*Exercise:* Scan the records below, and wherever a line has the word "structured", pull it out.

*Working data:*
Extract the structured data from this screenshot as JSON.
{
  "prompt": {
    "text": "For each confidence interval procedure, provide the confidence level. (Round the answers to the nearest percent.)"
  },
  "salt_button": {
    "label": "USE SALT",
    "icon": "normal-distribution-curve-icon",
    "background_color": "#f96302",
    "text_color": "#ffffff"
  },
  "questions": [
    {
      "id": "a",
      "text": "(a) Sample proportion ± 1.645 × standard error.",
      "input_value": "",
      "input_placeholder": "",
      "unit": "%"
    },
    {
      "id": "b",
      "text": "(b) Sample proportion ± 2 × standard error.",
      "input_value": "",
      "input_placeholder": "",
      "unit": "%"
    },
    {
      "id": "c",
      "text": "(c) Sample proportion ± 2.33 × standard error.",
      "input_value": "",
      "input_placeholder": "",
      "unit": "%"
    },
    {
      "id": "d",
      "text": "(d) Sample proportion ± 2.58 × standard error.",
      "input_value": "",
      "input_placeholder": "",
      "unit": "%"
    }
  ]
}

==

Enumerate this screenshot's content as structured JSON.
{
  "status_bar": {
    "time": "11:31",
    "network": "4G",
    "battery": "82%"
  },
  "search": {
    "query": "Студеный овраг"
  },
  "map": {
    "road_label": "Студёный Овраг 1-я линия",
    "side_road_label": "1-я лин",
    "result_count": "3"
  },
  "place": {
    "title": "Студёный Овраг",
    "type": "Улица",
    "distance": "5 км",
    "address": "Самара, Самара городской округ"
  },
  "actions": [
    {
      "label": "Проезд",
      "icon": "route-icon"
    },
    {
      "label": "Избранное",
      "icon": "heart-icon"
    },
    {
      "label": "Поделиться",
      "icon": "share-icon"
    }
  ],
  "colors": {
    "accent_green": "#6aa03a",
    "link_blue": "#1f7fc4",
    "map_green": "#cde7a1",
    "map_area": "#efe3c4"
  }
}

*Answer below:*
Extract the structured data from this screenshot as JSON.
Enumerate this screenshot's content as structured JSON.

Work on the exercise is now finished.